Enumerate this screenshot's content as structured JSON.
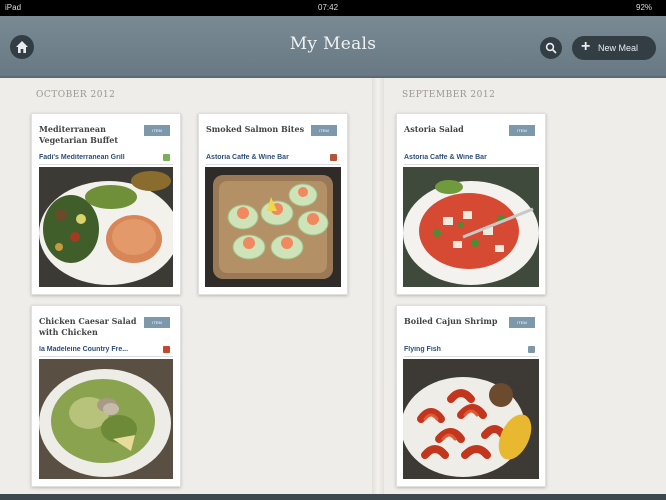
{
  "status": {
    "carrier": "iPad",
    "time": "07:42",
    "battery": "92%"
  },
  "header": {
    "title": "My Meals",
    "new_meal_label": "New Meal"
  },
  "months": {
    "left": "OCTOBER 2012",
    "right": "SEPTEMBER 2012"
  },
  "meals": [
    {
      "name": "Mediterranean Vegetarian Buffet",
      "badge": "ITEM",
      "place": "Fadi's Mediterranean Grill",
      "photo": "vegetarian-plate"
    },
    {
      "name": "Smoked Salmon Bites",
      "badge": "ITEM",
      "place": "Astoria Caffe & Wine Bar",
      "photo": "salmon-bites"
    },
    {
      "name": "Chicken Caesar Salad with Chicken",
      "badge": "ITEM",
      "place": "la Madeleine Country Fre...",
      "photo": "caesar-salad"
    },
    {
      "name": "Astoria Salad",
      "badge": "ITEM",
      "place": "Astoria Caffe & Wine Bar",
      "photo": "astoria-salad"
    },
    {
      "name": "Boiled Cajun Shrimp",
      "badge": "ITEM",
      "place": "Flying Fish",
      "photo": "cajun-shrimp"
    }
  ],
  "icons": {
    "home": "home-icon",
    "search": "search-icon",
    "add": "plus-icon"
  },
  "colors": {
    "navbar": "#6f808a",
    "badge": "#7e98ab",
    "place_link": "#2d4e77",
    "background": "#efedea"
  }
}
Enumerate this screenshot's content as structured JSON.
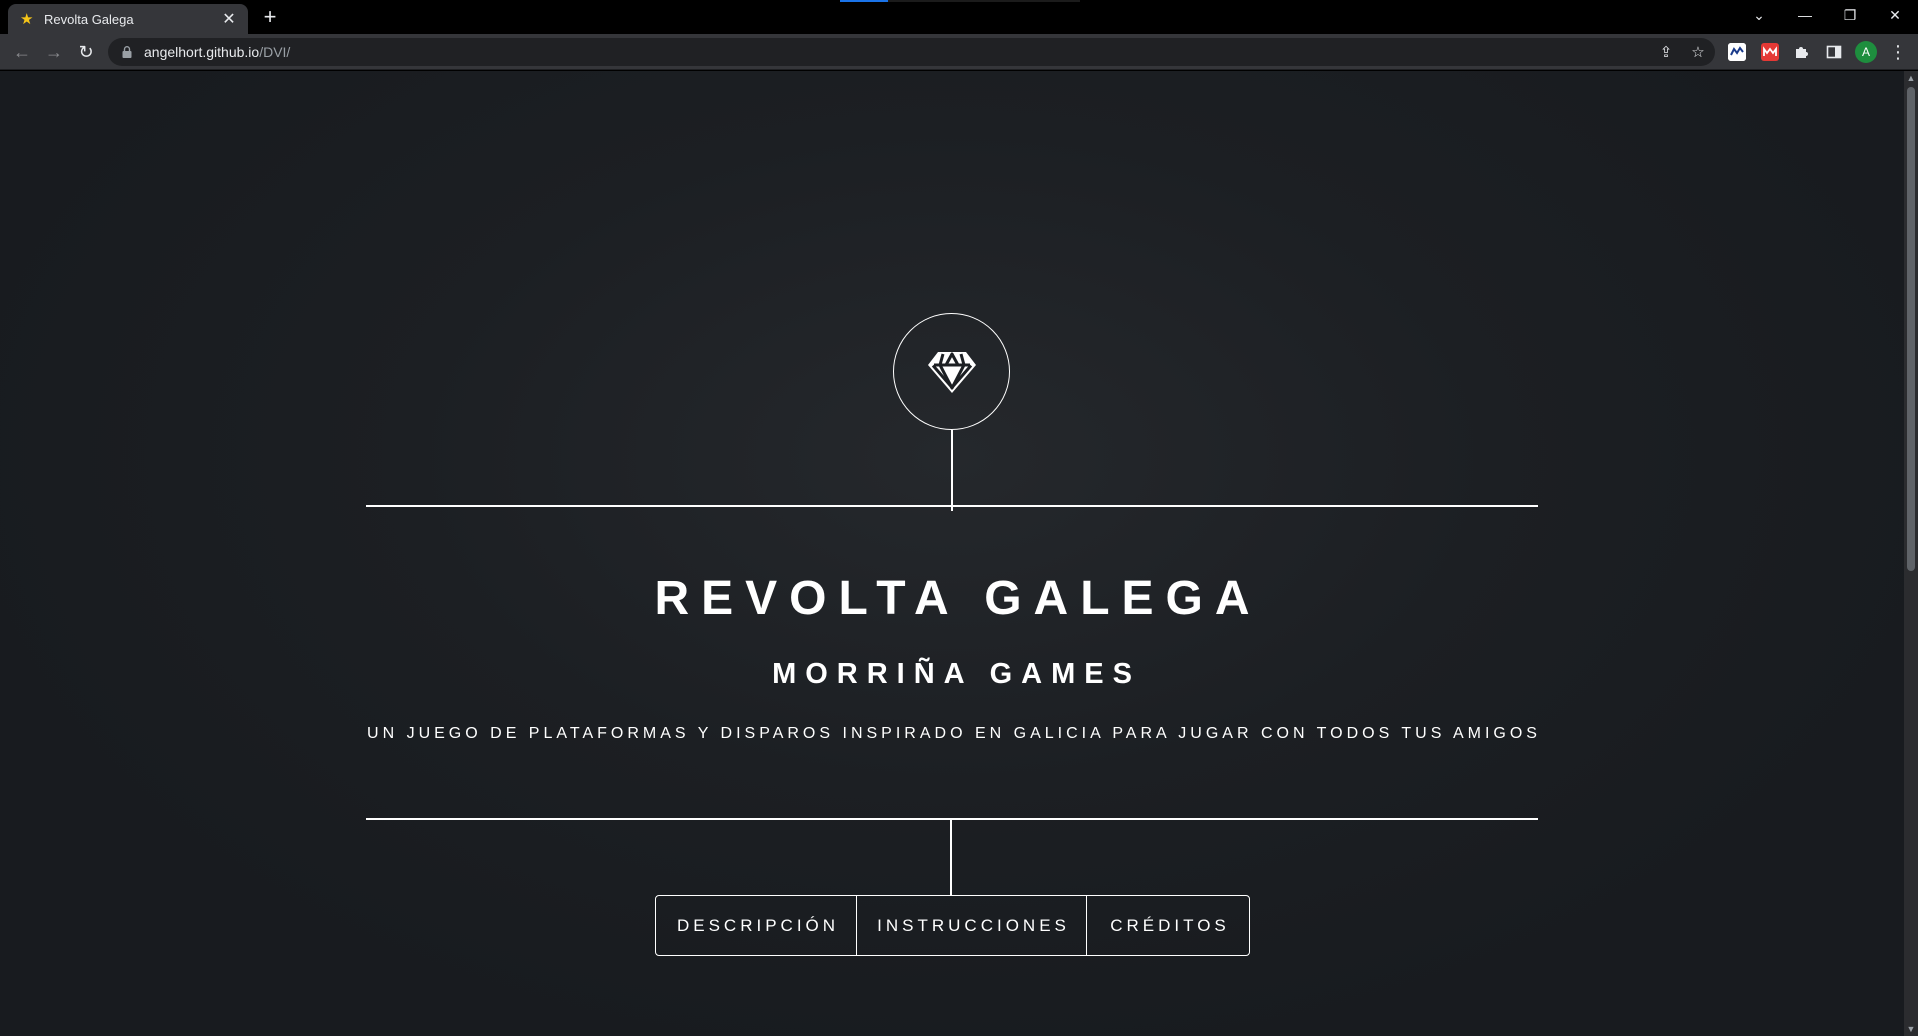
{
  "browser": {
    "tab": {
      "title": "Revolta Galega",
      "favicon": "star-icon",
      "close_glyph": "✕"
    },
    "new_tab_glyph": "+",
    "url": {
      "host": "angelhort.github.io",
      "path": "/DVI/"
    },
    "window_controls": {
      "tab_search": "⌄",
      "minimize": "—",
      "restore": "❐",
      "close": "✕"
    },
    "nav": {
      "back": "←",
      "forward": "→",
      "reload": "↻"
    },
    "omnibox_icons": {
      "share": "⇪",
      "bookmark": "☆"
    },
    "extensions": [
      {
        "name": "extension-1-icon",
        "color": "#1a73e8"
      },
      {
        "name": "extension-2-icon",
        "color": "#e53935"
      },
      {
        "name": "puzzle-icon"
      },
      {
        "name": "sidepanel-icon"
      }
    ],
    "profile_initial": "A",
    "menu_glyph": "⋮"
  },
  "hero": {
    "icon": "diamond-icon",
    "title": "REVOLTA GALEGA",
    "subtitle": "MORRIÑA GAMES",
    "tagline": "UN JUEGO DE PLATAFORMAS Y DISPAROS INSPIRADO EN GALICIA PARA JUGAR CON TODOS TUS AMIGOS"
  },
  "nav_menu": {
    "items": [
      "DESCRIPCIÓN",
      "INSTRUCCIONES",
      "CRÉDITOS"
    ]
  },
  "colors": {
    "page_bg": "#1c1f23",
    "foreground": "#ffffff",
    "chrome_bg": "#35363a",
    "omnibox_bg": "#202124"
  }
}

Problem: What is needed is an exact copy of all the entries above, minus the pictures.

Written reply:
Enumerate this screenshot's content as structured JSON.
{
  "status": {
    "carrier": "iPad",
    "time": "07:42",
    "battery": "92%"
  },
  "header": {
    "title": "My Meals",
    "new_meal_label": "New Meal"
  },
  "months": {
    "left": "OCTOBER 2012",
    "right": "SEPTEMBER 2012"
  },
  "meals": [
    {
      "name": "Mediterranean Vegetarian Buffet",
      "badge": "ITEM",
      "place": "Fadi's Mediterranean Grill",
      "photo": "vegetarian-plate"
    },
    {
      "name": "Smoked Salmon Bites",
      "badge": "ITEM",
      "place": "Astoria Caffe & Wine Bar",
      "photo": "salmon-bites"
    },
    {
      "name": "Chicken Caesar Salad with Chicken",
      "badge": "ITEM",
      "place": "la Madeleine Country Fre...",
      "photo": "caesar-salad"
    },
    {
      "name": "Astoria Salad",
      "badge": "ITEM",
      "place": "Astoria Caffe & Wine Bar",
      "photo": "astoria-salad"
    },
    {
      "name": "Boiled Cajun Shrimp",
      "badge": "ITEM",
      "place": "Flying Fish",
      "photo": "cajun-shrimp"
    }
  ],
  "icons": {
    "home": "home-icon",
    "search": "search-icon",
    "add": "plus-icon"
  },
  "colors": {
    "navbar": "#6f808a",
    "badge": "#7e98ab",
    "place_link": "#2d4e77",
    "background": "#efedea"
  }
}
Enumerate this screenshot's content as structured JSON.
{
  "browser": {
    "tab": {
      "title": "Revolta Galega",
      "favicon": "star-icon",
      "close_glyph": "✕"
    },
    "new_tab_glyph": "+",
    "url": {
      "host": "angelhort.github.io",
      "path": "/DVI/"
    },
    "window_controls": {
      "tab_search": "⌄",
      "minimize": "—",
      "restore": "❐",
      "close": "✕"
    },
    "nav": {
      "back": "←",
      "forward": "→",
      "reload": "↻"
    },
    "omnibox_icons": {
      "share": "⇪",
      "bookmark": "☆"
    },
    "extensions": [
      {
        "name": "extension-1-icon",
        "color": "#1a73e8"
      },
      {
        "name": "extension-2-icon",
        "color": "#e53935"
      },
      {
        "name": "puzzle-icon"
      },
      {
        "name": "sidepanel-icon"
      }
    ],
    "profile_initial": "A",
    "menu_glyph": "⋮"
  },
  "hero": {
    "icon": "diamond-icon",
    "title": "REVOLTA GALEGA",
    "subtitle": "MORRIÑA GAMES",
    "tagline": "UN JUEGO DE PLATAFORMAS Y DISPAROS INSPIRADO EN GALICIA PARA JUGAR CON TODOS TUS AMIGOS"
  },
  "nav_menu": {
    "items": [
      "DESCRIPCIÓN",
      "INSTRUCCIONES",
      "CRÉDITOS"
    ]
  },
  "colors": {
    "page_bg": "#1c1f23",
    "foreground": "#ffffff",
    "chrome_bg": "#35363a",
    "omnibox_bg": "#202124"
  }
}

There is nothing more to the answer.